Exercise input ::
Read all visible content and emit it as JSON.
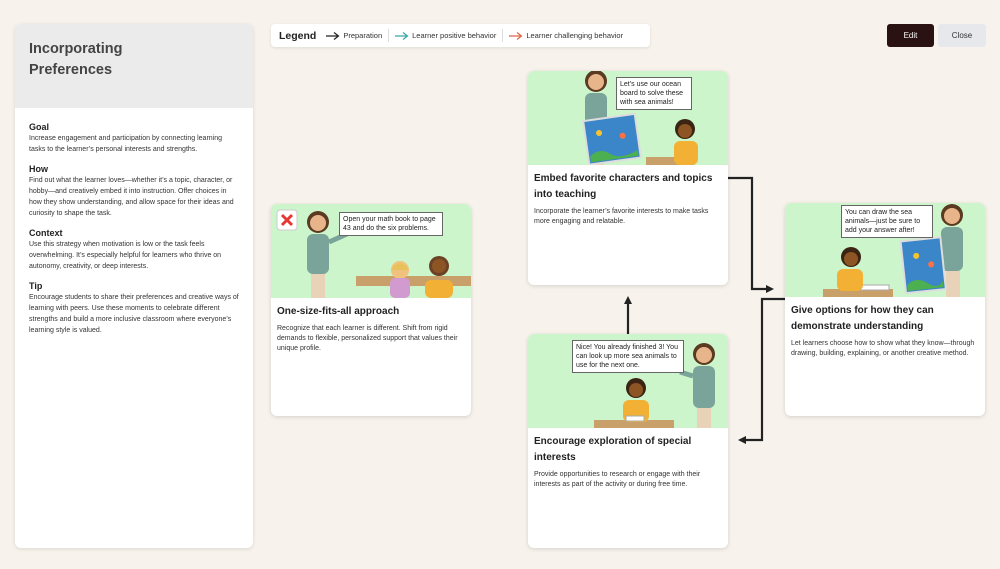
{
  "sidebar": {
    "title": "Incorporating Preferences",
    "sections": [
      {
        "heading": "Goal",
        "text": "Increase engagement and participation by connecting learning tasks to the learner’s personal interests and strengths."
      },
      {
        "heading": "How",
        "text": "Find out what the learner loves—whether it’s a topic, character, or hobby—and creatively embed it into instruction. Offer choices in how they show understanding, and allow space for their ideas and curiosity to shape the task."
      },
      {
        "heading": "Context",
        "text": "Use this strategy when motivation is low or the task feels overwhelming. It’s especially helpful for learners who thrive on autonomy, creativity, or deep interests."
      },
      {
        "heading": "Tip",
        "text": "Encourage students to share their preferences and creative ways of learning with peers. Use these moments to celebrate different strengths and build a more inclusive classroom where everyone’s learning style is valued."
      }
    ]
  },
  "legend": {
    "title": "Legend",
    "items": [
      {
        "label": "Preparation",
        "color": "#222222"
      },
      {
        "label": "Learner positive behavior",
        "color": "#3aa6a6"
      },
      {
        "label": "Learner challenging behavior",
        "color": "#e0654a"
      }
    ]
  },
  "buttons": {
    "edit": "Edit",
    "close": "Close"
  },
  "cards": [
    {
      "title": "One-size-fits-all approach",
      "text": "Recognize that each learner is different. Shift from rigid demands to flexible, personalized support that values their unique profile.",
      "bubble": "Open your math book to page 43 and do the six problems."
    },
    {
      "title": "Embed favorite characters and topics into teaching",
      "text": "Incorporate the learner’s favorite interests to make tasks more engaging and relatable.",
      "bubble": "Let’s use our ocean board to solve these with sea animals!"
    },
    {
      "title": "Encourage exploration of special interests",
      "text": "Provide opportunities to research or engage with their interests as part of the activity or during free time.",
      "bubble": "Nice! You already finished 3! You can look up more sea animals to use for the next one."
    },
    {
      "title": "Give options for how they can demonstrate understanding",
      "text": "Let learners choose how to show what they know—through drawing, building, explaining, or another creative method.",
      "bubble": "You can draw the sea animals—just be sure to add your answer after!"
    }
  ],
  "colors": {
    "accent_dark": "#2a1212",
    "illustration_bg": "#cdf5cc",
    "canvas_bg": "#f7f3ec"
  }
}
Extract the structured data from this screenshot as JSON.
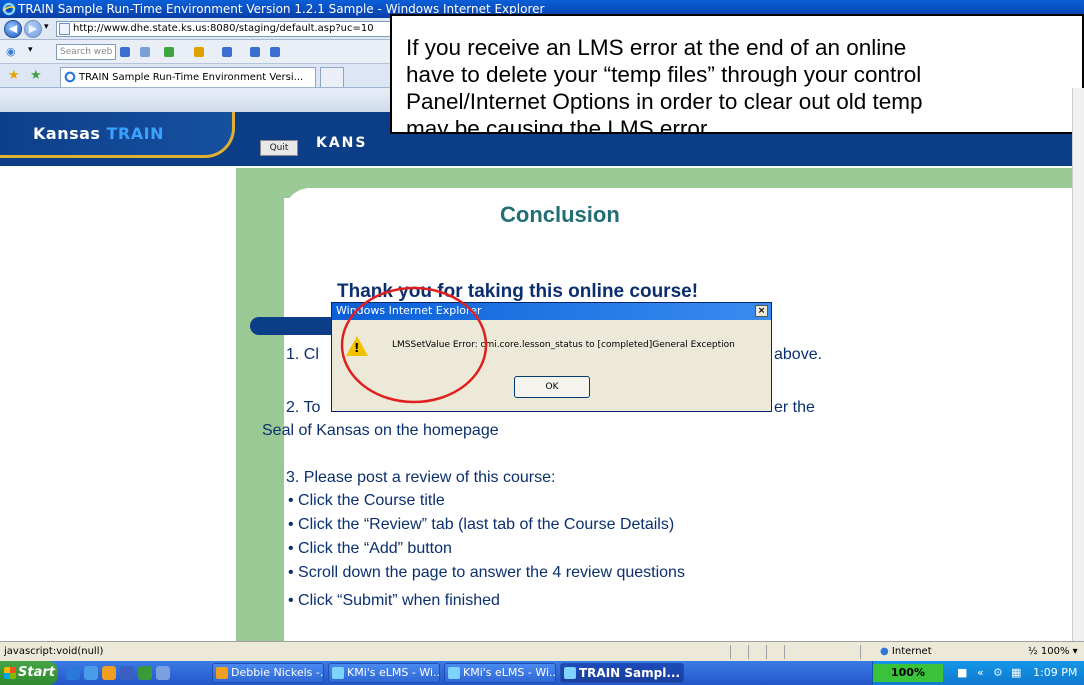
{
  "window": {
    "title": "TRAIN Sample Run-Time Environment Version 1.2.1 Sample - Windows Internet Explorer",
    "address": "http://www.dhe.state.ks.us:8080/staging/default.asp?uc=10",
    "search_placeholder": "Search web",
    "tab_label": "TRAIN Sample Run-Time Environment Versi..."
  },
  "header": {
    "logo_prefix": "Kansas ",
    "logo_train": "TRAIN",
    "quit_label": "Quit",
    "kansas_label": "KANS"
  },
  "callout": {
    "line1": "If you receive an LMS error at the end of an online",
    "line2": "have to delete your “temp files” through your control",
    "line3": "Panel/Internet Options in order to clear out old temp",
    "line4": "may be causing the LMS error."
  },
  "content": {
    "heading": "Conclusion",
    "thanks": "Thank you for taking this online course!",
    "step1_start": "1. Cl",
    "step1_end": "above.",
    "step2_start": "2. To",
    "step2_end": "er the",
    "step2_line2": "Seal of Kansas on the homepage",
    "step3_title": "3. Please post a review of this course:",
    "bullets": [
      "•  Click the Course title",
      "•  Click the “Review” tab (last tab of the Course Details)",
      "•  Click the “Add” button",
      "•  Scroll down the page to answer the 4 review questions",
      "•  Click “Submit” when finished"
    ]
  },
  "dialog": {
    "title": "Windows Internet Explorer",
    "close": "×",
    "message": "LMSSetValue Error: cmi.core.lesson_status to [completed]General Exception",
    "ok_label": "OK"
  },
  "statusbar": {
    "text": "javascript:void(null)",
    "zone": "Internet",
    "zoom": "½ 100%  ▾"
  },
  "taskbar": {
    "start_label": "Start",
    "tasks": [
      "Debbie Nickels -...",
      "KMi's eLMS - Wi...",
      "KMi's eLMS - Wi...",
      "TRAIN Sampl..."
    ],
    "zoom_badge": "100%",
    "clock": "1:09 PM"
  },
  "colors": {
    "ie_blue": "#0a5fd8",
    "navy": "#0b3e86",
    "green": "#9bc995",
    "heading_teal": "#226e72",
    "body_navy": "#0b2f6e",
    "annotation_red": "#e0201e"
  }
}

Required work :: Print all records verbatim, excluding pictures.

Result below ::
Read all visible content and emit it as JSON.
{
  "sidebar": {
    "title": "Incorporating Preferences",
    "sections": [
      {
        "heading": "Goal",
        "text": "Increase engagement and participation by connecting learning tasks to the learner’s personal interests and strengths."
      },
      {
        "heading": "How",
        "text": "Find out what the learner loves—whether it’s a topic, character, or hobby—and creatively embed it into instruction. Offer choices in how they show understanding, and allow space for their ideas and curiosity to shape the task."
      },
      {
        "heading": "Context",
        "text": "Use this strategy when motivation is low or the task feels overwhelming. It’s especially helpful for learners who thrive on autonomy, creativity, or deep interests."
      },
      {
        "heading": "Tip",
        "text": "Encourage students to share their preferences and creative ways of learning with peers. Use these moments to celebrate different strengths and build a more inclusive classroom where everyone’s learning style is valued."
      }
    ]
  },
  "legend": {
    "title": "Legend",
    "items": [
      {
        "label": "Preparation",
        "color": "#222222"
      },
      {
        "label": "Learner positive behavior",
        "color": "#3aa6a6"
      },
      {
        "label": "Learner challenging behavior",
        "color": "#e0654a"
      }
    ]
  },
  "buttons": {
    "edit": "Edit",
    "close": "Close"
  },
  "cards": [
    {
      "title": "One-size-fits-all approach",
      "text": "Recognize that each learner is different. Shift from rigid demands to flexible, personalized support that values their unique profile.",
      "bubble": "Open your math book to page 43 and do the six problems."
    },
    {
      "title": "Embed favorite characters and topics into teaching",
      "text": "Incorporate the learner’s favorite interests to make tasks more engaging and relatable.",
      "bubble": "Let’s use our ocean board to solve these with sea animals!"
    },
    {
      "title": "Encourage exploration of special interests",
      "text": "Provide opportunities to research or engage with their interests as part of the activity or during free time.",
      "bubble": "Nice! You already finished 3! You can look up more sea animals to use for the next one."
    },
    {
      "title": "Give options for how they can demonstrate understanding",
      "text": "Let learners choose how to show what they know—through drawing, building, explaining, or another creative method.",
      "bubble": "You can draw the sea animals—just be sure to add your answer after!"
    }
  ],
  "colors": {
    "accent_dark": "#2a1212",
    "illustration_bg": "#cdf5cc",
    "canvas_bg": "#f7f3ec"
  }
}
Extract the structured data from this screenshot as JSON.
{
  "window": {
    "title": "TRAIN Sample Run-Time Environment Version 1.2.1 Sample - Windows Internet Explorer",
    "address": "http://www.dhe.state.ks.us:8080/staging/default.asp?uc=10",
    "search_placeholder": "Search web",
    "tab_label": "TRAIN Sample Run-Time Environment Versi..."
  },
  "header": {
    "logo_prefix": "Kansas ",
    "logo_train": "TRAIN",
    "quit_label": "Quit",
    "kansas_label": "KANS"
  },
  "callout": {
    "line1": "If you receive an LMS error at the end of an online",
    "line2": "have to delete your “temp files” through your control",
    "line3": "Panel/Internet Options in order to clear out old temp",
    "line4": "may be causing the LMS error."
  },
  "content": {
    "heading": "Conclusion",
    "thanks": "Thank you for taking this online course!",
    "step1_start": "1. Cl",
    "step1_end": "above.",
    "step2_start": "2. To",
    "step2_end": "er the",
    "step2_line2": "Seal of Kansas on the homepage",
    "step3_title": "3. Please post a review of this course:",
    "bullets": [
      "•  Click the Course title",
      "•  Click the “Review” tab (last tab of the Course Details)",
      "•  Click the “Add” button",
      "•  Scroll down the page to answer the 4 review questions",
      "•  Click “Submit” when finished"
    ]
  },
  "dialog": {
    "title": "Windows Internet Explorer",
    "close": "×",
    "message": "LMSSetValue Error: cmi.core.lesson_status to [completed]General Exception",
    "ok_label": "OK"
  },
  "statusbar": {
    "text": "javascript:void(null)",
    "zone": "Internet",
    "zoom": "½ 100%  ▾"
  },
  "taskbar": {
    "start_label": "Start",
    "tasks": [
      "Debbie Nickels -...",
      "KMi's eLMS - Wi...",
      "KMi's eLMS - Wi...",
      "TRAIN Sampl..."
    ],
    "zoom_badge": "100%",
    "clock": "1:09 PM"
  },
  "colors": {
    "ie_blue": "#0a5fd8",
    "navy": "#0b3e86",
    "green": "#9bc995",
    "heading_teal": "#226e72",
    "body_navy": "#0b2f6e",
    "annotation_red": "#e0201e"
  }
}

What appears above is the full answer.